One the easiest and most successful ways to persuade brands to pull their adverts from media that use hate is to tweet them. We’ve seen Twitter success with Joy, Evans Cycles, Thread and more through simple tweets. Here’s what to do:
1. Go to a specific article that has examples of hate, fear or discrimination. If you’re wondering which ones would be good targets, here are some recent examples from the Daily Mail:
A word of warning: Twitter actions have been so successful that the Daily Mail has turned off online adverts on ALL of its comment pieces. This is great news and proves that hate can be unprofitable, but of course means that many of the most extreme examples are no longer being advertised on.
2. When you see an advertiser, take a screenshot (ctrl + prt sc on desktop, mobile phones vary). Here’s an example:
3. Send a tweet of the screenshot and tag the company advertising. So for the example above, you would tag @bt_uk. You can also tag @stopfundinghate so we get notified and can retweet it. You can also use the hashtag #stopfundinghate.
And that’s it! Please keep your tweets polite – companies are much more likely to respond if you do.
Online advertising is normally done automatically through intermediaries called ‘exchanges’. This means that companies often don’t know where there adverts are appearing. Adverts can be placed on sites based on your browsing history, keywords on the site or because of the particular audience demographics of the site.

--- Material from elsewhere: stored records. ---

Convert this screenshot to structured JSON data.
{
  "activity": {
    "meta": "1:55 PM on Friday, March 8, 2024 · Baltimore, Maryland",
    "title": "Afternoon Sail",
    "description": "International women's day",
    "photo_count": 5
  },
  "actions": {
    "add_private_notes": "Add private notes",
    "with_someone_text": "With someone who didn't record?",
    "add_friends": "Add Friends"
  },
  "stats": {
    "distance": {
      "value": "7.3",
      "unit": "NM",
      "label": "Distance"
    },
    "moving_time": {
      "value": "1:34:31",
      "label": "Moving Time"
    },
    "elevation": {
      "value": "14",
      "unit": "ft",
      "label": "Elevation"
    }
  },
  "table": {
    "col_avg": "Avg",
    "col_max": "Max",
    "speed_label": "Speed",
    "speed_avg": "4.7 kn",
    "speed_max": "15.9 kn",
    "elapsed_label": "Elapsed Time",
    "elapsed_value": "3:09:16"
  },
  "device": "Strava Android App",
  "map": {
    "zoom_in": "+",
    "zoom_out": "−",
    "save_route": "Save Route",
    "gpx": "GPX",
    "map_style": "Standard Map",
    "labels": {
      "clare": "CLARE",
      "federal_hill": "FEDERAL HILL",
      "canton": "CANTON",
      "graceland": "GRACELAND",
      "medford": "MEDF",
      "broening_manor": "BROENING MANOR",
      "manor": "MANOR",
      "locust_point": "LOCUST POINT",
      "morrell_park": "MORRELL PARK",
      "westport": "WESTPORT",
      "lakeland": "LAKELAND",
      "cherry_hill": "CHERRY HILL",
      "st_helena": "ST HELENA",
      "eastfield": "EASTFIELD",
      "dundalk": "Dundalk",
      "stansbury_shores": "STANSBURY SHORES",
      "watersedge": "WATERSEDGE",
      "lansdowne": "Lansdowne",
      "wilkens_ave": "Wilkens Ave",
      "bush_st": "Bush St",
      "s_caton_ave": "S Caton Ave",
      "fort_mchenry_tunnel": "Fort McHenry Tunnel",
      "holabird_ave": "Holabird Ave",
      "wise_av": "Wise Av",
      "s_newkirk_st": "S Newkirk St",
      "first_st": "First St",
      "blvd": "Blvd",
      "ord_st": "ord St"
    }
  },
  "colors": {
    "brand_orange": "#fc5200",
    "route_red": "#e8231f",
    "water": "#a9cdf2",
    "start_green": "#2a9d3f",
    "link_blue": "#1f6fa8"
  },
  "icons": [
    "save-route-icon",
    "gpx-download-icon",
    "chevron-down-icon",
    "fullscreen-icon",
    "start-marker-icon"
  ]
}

By clicking on the Mail, Sun and Express, and screenshotting the advertisers we can see exactly who is spending money to fund hate online. Without this knowledge, we wouldn’t be able to do so. And it works. Online retailer Joy, Farmdrop and Good Energy have all responded positively after being sent screenshots.
It might not be ideal to click on these sites. Many people would not ordinarily do so out of principle. But it’s a highly effective way of convincing advertisers. By seeing their adverts right next to hateful or discriminatory content, they see straight away what the effect is. And the amount made from one person clicking on an article is tiny – often less than 0.1p.
Please take to Twitter and help more companies to #stopfundinghate.